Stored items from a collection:
-*-*-

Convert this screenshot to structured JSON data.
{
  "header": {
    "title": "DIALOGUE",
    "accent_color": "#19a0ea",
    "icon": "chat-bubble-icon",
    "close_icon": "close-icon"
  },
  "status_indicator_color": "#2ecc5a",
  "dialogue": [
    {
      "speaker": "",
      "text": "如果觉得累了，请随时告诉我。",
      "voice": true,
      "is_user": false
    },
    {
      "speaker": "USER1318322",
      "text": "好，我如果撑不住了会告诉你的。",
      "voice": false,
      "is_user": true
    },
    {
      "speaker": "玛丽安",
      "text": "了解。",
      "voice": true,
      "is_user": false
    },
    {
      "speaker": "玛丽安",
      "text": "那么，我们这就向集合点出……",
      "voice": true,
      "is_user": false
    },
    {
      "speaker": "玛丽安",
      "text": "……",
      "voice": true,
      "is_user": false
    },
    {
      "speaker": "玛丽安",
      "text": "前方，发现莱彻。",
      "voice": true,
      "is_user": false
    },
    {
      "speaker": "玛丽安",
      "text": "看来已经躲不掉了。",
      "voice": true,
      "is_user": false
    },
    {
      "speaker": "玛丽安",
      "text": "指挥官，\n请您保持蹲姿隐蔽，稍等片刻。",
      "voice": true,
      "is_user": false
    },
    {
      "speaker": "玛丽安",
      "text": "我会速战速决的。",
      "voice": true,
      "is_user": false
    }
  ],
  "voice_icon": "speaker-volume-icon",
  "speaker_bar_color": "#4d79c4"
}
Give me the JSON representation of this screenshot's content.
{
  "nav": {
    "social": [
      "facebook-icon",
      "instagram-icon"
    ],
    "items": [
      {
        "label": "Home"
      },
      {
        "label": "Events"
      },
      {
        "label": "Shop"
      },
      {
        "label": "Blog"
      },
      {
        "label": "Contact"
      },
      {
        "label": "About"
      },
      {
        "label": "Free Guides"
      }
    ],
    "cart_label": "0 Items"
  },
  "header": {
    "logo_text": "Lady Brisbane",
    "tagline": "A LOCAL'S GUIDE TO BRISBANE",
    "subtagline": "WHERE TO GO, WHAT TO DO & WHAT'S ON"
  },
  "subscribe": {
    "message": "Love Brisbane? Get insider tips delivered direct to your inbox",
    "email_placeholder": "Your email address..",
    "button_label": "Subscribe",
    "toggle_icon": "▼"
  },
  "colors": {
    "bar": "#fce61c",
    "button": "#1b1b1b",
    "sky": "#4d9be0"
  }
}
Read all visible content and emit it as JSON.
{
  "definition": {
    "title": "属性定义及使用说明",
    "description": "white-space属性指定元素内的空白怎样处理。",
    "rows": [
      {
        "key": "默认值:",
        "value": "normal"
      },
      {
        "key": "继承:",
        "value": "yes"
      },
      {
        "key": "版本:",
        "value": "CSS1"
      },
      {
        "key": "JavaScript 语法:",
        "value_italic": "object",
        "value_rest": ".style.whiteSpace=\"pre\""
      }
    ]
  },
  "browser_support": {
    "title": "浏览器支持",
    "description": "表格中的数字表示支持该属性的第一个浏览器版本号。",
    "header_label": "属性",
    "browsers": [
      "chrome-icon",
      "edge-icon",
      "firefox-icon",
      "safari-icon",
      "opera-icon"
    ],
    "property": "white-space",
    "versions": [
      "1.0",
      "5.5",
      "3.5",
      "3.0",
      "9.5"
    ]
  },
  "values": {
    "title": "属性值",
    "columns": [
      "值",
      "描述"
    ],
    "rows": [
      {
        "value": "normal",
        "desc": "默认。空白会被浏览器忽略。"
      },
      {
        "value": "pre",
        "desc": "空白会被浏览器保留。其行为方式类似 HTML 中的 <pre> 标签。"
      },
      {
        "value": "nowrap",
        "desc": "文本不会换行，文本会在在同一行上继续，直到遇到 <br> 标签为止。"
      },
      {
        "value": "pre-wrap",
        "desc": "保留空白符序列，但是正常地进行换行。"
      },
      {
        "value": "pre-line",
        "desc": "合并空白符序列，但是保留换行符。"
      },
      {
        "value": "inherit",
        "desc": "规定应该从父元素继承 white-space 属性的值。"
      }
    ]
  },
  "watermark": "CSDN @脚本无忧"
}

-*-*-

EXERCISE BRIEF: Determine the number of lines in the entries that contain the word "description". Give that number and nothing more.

EXERCISE RESULT: 2